What Is Physician Assisted Suicide (PSA) And Palliative Care?
To help protect the patient and make sure they are making sound judgments, there are criteria that the patient must meet before obtaining a prescription. To obtain a prescription, the patient must be a resident of California, Oregon, Vermont or Washington, 18 years of age or older, mentally competent and “diagnosed with a terminal illness that will, within reasonable medical judgment, lead to death within six months,” ("How to Access," n.d.). The patient also has to be able to self-administer and ingest the medication and be assessed by two physicians to determine if they met all the criteria ("How to Access," n.d.). The physician starts with a medical assessment where they explore the underlying reason as to what makes the patients situation unacceptable to live, as well as reassessing and focusing on palliative efforts (Quill, Back, & Block, 2016, p. 245). Assessment of mental status is performed to make sure the patient is mentally competent and assessment of emotional support is also looked at, as well as, the patients personal history and values to help align the request of PAS (Quill, Back, & Block, 2016, p. 245). After all the assessments are done and the patient meets all criteria, the patient can put in a request for the prescription.
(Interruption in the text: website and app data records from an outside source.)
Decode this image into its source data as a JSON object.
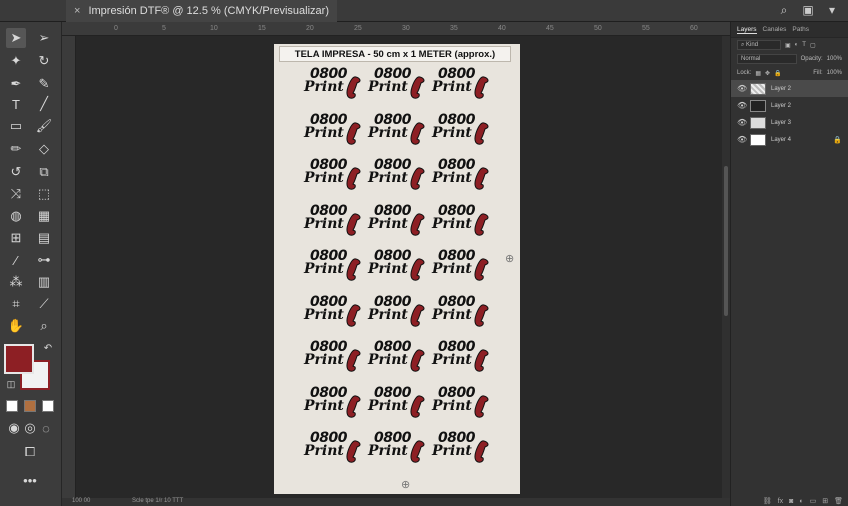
{
  "document_tab": {
    "title": "Impresión DTF® @ 12.5 % (CMYK/Previsualizar)",
    "close_glyph": "×"
  },
  "top_icons": [
    "search-icon",
    "window-icon",
    "view-icon"
  ],
  "ruler": {
    "h_ticks": [
      "0",
      "5",
      "10",
      "15",
      "20",
      "25",
      "30",
      "35",
      "40",
      "45",
      "50",
      "55",
      "60"
    ]
  },
  "document": {
    "header": "TELA IMPRESA - 50 cm x 1 METER (approx.)",
    "logo": {
      "line1": "0800",
      "line2": "Print"
    },
    "rows": 9,
    "columns": 3,
    "colors": {
      "fabric": "#e8e4dd",
      "logo_text": "#111111",
      "phone": "#8d1f24"
    }
  },
  "toolbar": {
    "foreground_color": "#8d1f24",
    "background_color": "#f2f2f2"
  },
  "status": {
    "zoom": "100 00",
    "info": "Scle tpe 1/r 10 TTT"
  },
  "layers_panel": {
    "tabs": [
      "Layers",
      "Canales",
      "Paths"
    ],
    "active_tab": "Layers",
    "filter_label": "Kind",
    "blend_mode": "Normal",
    "opacity_label": "Opacity:",
    "opacity_value": "100%",
    "lock_label": "Lock:",
    "fill_label": "Fill:",
    "fill_value": "100%",
    "layers": [
      {
        "name": "Layer 2",
        "selected": true,
        "locked": false
      },
      {
        "name": "Layer 2",
        "selected": false,
        "locked": false
      },
      {
        "name": "Layer 3",
        "selected": false,
        "locked": false
      },
      {
        "name": "Layer 4",
        "selected": false,
        "locked": true
      }
    ]
  }
}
The goal of meeting the criteria is to ensure that the patient has been made aware of all possible options, such as palliative care, that are available and the patient has all the resources that they could need to make sure they are making the decision they want. In Oregon where PAS has been legal for 18 years, 1 in 500 directly access the option, 1 in 6 terminally ill patients talk with family about PSA, and 1 in 50 talk to their physician about PSA (Quill, Back, & Block, 2016, p.